▸ **WHAT IS REQUIRED**: Below are records to write out again, exactly as they read.

▸ **Component data from apps and pages**:
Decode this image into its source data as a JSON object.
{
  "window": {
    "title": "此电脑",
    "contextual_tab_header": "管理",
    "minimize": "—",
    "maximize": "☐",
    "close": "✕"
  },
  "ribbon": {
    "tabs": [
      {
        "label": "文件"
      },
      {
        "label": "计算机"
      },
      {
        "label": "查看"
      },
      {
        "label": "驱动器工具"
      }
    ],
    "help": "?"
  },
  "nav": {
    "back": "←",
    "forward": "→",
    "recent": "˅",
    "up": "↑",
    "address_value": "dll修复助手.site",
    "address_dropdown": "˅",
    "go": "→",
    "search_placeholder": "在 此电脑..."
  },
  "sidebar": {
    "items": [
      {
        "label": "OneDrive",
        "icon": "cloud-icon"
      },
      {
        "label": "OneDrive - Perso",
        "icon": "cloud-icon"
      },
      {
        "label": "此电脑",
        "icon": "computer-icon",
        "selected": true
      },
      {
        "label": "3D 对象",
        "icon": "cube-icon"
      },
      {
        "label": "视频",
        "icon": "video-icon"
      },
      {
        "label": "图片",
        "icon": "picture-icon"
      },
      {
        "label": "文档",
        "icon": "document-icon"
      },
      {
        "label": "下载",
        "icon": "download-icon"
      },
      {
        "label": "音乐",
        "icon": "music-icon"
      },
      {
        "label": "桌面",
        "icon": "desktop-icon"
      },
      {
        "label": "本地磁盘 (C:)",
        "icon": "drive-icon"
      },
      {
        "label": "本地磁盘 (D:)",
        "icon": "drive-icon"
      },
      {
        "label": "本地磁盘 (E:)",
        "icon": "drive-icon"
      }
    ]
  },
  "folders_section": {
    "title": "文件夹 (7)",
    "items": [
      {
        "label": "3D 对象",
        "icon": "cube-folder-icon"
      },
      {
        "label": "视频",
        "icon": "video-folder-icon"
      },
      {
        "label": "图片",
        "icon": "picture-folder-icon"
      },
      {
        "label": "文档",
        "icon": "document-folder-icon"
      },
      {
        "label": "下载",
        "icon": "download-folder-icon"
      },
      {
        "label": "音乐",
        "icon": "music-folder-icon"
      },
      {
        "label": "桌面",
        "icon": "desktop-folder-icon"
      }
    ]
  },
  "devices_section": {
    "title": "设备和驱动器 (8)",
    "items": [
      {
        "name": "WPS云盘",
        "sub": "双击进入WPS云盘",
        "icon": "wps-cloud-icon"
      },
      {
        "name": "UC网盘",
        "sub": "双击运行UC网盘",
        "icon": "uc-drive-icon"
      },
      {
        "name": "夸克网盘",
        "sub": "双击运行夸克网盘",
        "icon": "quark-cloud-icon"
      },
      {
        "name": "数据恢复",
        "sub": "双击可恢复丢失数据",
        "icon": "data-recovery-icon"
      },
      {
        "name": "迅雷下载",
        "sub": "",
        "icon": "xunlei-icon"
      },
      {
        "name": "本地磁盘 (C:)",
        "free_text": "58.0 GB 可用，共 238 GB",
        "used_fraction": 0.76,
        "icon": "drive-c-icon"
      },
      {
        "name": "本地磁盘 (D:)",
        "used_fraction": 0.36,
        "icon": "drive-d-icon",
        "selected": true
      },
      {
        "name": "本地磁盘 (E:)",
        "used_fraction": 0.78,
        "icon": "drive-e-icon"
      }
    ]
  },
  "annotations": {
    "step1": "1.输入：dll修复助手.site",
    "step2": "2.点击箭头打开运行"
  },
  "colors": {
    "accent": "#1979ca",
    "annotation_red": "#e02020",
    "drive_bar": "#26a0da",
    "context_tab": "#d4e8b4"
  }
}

▸ **WRITTEN SOLUTION**:
Decode this image into its source data as a JSON object.
{
  "window": {
    "title": "此电脑",
    "contextual_tab_header": "管理",
    "minimize": "—",
    "maximize": "☐",
    "close": "✕"
  },
  "ribbon": {
    "tabs": [
      {
        "label": "文件"
      },
      {
        "label": "计算机"
      },
      {
        "label": "查看"
      },
      {
        "label": "驱动器工具"
      }
    ],
    "help": "?"
  },
  "nav": {
    "back": "←",
    "forward": "→",
    "recent": "˅",
    "up": "↑",
    "address_value": "dll修复助手.site",
    "address_dropdown": "˅",
    "go": "→",
    "search_placeholder": "在 此电脑..."
  },
  "sidebar": {
    "items": [
      {
        "label": "OneDrive",
        "icon": "cloud-icon"
      },
      {
        "label": "OneDrive - Perso",
        "icon": "cloud-icon"
      },
      {
        "label": "此电脑",
        "icon": "computer-icon",
        "selected": true
      },
      {
        "label": "3D 对象",
        "icon": "cube-icon"
      },
      {
        "label": "视频",
        "icon": "video-icon"
      },
      {
        "label": "图片",
        "icon": "picture-icon"
      },
      {
        "label": "文档",
        "icon": "document-icon"
      },
      {
        "label": "下载",
        "icon": "download-icon"
      },
      {
        "label": "音乐",
        "icon": "music-icon"
      },
      {
        "label": "桌面",
        "icon": "desktop-icon"
      },
      {
        "label": "本地磁盘 (C:)",
        "icon": "drive-icon"
      },
      {
        "label": "本地磁盘 (D:)",
        "icon": "drive-icon"
      },
      {
        "label": "本地磁盘 (E:)",
        "icon": "drive-icon"
      }
    ]
  },
  "folders_section": {
    "title": "文件夹 (7)",
    "items": [
      {
        "label": "3D 对象",
        "icon": "cube-folder-icon"
      },
      {
        "label": "视频",
        "icon": "video-folder-icon"
      },
      {
        "label": "图片",
        "icon": "picture-folder-icon"
      },
      {
        "label": "文档",
        "icon": "document-folder-icon"
      },
      {
        "label": "下载",
        "icon": "download-folder-icon"
      },
      {
        "label": "音乐",
        "icon": "music-folder-icon"
      },
      {
        "label": "桌面",
        "icon": "desktop-folder-icon"
      }
    ]
  },
  "devices_section": {
    "title": "设备和驱动器 (8)",
    "items": [
      {
        "name": "WPS云盘",
        "sub": "双击进入WPS云盘",
        "icon": "wps-cloud-icon"
      },
      {
        "name": "UC网盘",
        "sub": "双击运行UC网盘",
        "icon": "uc-drive-icon"
      },
      {
        "name": "夸克网盘",
        "sub": "双击运行夸克网盘",
        "icon": "quark-cloud-icon"
      },
      {
        "name": "数据恢复",
        "sub": "双击可恢复丢失数据",
        "icon": "data-recovery-icon"
      },
      {
        "name": "迅雷下载",
        "sub": "",
        "icon": "xunlei-icon"
      },
      {
        "name": "本地磁盘 (C:)",
        "free_text": "58.0 GB 可用，共 238 GB",
        "used_fraction": 0.76,
        "icon": "drive-c-icon"
      },
      {
        "name": "本地磁盘 (D:)",
        "used_fraction": 0.36,
        "icon": "drive-d-icon",
        "selected": true
      },
      {
        "name": "本地磁盘 (E:)",
        "used_fraction": 0.78,
        "icon": "drive-e-icon"
      }
    ]
  },
  "annotations": {
    "step1": "1.输入：dll修复助手.site",
    "step2": "2.点击箭头打开运行"
  },
  "colors": {
    "accent": "#1979ca",
    "annotation_red": "#e02020",
    "drive_bar": "#26a0da",
    "context_tab": "#d4e8b4"
  }
}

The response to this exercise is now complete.